Records contained in a dataset
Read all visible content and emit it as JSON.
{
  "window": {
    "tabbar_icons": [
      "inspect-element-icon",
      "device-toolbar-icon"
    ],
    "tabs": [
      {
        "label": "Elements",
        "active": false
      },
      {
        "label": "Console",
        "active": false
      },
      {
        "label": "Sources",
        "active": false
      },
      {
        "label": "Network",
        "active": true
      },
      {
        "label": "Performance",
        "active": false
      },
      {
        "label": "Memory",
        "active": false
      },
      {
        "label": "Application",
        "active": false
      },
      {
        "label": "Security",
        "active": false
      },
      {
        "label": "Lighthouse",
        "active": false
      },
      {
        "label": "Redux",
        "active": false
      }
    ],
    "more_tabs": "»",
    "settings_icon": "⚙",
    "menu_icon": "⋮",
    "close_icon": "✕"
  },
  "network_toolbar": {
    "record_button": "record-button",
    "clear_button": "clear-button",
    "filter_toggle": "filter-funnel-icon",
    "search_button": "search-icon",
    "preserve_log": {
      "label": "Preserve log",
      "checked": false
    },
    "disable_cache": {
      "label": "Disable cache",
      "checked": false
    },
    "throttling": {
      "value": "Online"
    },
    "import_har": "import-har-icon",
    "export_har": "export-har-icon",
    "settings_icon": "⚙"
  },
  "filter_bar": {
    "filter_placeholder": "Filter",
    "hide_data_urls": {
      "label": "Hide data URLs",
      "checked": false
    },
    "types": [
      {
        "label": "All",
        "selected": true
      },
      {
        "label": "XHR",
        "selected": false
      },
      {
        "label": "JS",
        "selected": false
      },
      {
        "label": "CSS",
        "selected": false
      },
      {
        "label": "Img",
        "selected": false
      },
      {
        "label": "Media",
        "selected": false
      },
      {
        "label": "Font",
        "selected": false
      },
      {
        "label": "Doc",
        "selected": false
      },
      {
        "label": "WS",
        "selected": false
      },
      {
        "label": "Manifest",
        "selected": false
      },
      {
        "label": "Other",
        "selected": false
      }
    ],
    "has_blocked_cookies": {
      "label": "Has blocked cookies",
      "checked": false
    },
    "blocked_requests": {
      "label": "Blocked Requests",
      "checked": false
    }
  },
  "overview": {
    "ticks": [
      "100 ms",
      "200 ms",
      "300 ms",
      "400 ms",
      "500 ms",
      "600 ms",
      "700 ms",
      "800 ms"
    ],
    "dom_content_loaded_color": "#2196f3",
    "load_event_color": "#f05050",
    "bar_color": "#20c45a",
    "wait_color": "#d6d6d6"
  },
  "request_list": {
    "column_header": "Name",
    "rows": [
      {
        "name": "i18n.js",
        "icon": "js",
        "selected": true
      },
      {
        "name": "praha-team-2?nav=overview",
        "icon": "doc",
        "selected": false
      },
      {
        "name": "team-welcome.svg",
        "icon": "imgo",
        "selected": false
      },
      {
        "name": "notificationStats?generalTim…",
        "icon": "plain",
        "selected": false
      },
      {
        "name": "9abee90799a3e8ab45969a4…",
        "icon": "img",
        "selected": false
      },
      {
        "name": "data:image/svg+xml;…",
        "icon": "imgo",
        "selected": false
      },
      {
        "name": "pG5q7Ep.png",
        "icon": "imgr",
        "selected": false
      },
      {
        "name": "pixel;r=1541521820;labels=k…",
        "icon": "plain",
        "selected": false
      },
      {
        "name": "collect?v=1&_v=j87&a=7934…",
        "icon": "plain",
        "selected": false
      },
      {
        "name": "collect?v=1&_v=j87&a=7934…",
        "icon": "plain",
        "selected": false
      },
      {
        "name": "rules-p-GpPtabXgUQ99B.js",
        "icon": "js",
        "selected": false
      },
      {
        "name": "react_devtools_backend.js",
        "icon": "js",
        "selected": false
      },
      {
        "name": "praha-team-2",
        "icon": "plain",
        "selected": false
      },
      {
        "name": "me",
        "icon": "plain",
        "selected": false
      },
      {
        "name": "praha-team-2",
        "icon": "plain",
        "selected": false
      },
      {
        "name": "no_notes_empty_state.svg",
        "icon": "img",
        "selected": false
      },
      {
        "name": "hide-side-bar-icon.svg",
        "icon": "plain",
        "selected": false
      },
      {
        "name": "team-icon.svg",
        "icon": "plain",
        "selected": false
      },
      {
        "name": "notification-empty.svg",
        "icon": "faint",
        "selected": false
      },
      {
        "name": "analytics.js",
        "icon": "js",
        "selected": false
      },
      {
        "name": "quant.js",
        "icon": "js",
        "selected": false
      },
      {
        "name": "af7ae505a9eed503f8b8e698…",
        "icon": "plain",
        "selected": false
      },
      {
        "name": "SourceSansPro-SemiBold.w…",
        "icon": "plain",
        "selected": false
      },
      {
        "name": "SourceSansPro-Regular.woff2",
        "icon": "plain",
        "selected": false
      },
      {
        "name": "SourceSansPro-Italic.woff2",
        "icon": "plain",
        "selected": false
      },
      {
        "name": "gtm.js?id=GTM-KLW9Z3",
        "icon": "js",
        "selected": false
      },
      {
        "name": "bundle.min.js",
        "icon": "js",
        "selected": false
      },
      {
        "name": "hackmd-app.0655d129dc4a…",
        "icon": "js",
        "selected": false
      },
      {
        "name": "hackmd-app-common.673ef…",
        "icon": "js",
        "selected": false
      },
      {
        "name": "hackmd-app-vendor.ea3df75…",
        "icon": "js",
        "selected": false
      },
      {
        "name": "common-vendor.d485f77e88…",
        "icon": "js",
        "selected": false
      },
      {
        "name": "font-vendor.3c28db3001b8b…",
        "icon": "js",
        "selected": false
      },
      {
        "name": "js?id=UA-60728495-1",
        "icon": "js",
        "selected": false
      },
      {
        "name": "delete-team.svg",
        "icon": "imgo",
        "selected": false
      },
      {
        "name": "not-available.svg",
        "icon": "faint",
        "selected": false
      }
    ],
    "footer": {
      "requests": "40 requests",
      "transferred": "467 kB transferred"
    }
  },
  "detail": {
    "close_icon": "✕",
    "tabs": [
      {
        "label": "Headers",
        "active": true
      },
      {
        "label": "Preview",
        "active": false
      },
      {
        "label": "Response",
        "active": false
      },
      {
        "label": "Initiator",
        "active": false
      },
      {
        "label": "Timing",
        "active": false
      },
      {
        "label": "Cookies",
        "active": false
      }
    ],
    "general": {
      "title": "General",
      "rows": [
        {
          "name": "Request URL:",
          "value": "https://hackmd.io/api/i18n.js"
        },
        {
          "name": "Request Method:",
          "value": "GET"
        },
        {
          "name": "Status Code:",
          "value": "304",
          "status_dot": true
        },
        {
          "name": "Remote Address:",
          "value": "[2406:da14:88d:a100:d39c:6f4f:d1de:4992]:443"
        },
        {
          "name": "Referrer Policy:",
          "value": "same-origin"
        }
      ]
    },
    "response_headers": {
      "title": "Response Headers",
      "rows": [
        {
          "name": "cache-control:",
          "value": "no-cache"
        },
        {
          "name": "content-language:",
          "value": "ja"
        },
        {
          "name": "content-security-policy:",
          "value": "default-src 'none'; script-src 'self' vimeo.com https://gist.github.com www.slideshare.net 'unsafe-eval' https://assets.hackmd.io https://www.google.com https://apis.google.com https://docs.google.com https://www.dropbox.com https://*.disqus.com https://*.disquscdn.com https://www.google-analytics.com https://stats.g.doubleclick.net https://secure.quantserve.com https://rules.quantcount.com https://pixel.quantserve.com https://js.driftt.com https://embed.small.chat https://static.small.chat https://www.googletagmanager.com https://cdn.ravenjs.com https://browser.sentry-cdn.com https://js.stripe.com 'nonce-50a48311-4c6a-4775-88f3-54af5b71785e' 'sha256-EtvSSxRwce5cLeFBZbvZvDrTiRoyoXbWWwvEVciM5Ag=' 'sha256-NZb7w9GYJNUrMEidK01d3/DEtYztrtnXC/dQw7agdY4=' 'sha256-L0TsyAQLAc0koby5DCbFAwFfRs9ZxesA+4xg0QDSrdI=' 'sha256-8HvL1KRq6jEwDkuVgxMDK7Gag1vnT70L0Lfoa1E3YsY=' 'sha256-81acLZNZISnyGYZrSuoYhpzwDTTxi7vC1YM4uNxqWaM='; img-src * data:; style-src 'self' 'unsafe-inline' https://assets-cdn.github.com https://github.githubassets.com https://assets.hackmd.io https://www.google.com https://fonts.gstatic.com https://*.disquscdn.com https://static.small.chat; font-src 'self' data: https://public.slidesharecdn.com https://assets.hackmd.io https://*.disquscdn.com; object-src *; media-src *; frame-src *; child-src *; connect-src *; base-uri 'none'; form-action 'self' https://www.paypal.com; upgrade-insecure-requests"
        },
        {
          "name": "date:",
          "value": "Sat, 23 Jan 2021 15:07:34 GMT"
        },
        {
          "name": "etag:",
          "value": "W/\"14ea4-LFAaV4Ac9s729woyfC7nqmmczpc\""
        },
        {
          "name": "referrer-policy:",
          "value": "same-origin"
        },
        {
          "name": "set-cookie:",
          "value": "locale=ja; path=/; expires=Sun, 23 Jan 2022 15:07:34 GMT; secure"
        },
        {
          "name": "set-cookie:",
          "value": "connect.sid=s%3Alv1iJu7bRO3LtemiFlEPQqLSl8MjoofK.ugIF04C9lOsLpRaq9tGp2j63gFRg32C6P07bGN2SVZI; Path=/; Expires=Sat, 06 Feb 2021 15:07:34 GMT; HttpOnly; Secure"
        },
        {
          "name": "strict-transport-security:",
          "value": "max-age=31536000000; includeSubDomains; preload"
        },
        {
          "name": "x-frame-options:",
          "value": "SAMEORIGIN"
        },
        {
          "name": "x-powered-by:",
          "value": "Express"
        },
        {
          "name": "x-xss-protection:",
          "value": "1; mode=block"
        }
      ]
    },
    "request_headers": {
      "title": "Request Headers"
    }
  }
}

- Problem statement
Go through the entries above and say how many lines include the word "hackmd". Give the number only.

- Answer section
5